Data records for software interfaces:
▶

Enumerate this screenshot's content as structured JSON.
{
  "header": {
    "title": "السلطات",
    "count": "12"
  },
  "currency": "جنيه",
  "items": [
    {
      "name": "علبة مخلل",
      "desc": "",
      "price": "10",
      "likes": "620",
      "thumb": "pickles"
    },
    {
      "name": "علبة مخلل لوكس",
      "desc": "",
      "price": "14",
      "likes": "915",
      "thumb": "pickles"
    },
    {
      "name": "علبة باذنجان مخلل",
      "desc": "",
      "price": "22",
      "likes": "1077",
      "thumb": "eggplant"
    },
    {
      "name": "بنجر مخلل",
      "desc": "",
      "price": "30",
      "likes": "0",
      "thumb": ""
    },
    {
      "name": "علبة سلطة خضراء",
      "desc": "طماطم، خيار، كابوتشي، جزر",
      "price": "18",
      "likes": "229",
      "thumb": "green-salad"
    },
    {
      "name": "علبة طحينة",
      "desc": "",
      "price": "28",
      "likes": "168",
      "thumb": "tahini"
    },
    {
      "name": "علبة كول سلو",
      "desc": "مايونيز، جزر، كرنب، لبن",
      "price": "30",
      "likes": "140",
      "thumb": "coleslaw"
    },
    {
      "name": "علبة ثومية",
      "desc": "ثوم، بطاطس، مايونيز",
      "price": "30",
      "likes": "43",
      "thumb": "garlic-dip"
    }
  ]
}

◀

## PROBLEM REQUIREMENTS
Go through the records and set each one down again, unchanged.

## TASK SOLUTION
Enumerate this screenshot's content as structured JSON.
{
  "header": {
    "title": "السلطات",
    "count": "12"
  },
  "currency": "جنيه",
  "items": [
    {
      "name": "علبة مخلل",
      "desc": "",
      "price": "10",
      "likes": "620",
      "thumb": "pickles"
    },
    {
      "name": "علبة مخلل لوكس",
      "desc": "",
      "price": "14",
      "likes": "915",
      "thumb": "pickles"
    },
    {
      "name": "علبة باذنجان مخلل",
      "desc": "",
      "price": "22",
      "likes": "1077",
      "thumb": "eggplant"
    },
    {
      "name": "بنجر مخلل",
      "desc": "",
      "price": "30",
      "likes": "0",
      "thumb": ""
    },
    {
      "name": "علبة سلطة خضراء",
      "desc": "طماطم، خيار، كابوتشي، جزر",
      "price": "18",
      "likes": "229",
      "thumb": "green-salad"
    },
    {
      "name": "علبة طحينة",
      "desc": "",
      "price": "28",
      "likes": "168",
      "thumb": "tahini"
    },
    {
      "name": "علبة كول سلو",
      "desc": "مايونيز، جزر، كرنب، لبن",
      "price": "30",
      "likes": "140",
      "thumb": "coleslaw"
    },
    {
      "name": "علبة ثومية",
      "desc": "ثوم، بطاطس، مايونيز",
      "price": "30",
      "likes": "43",
      "thumb": "garlic-dip"
    }
  ]
}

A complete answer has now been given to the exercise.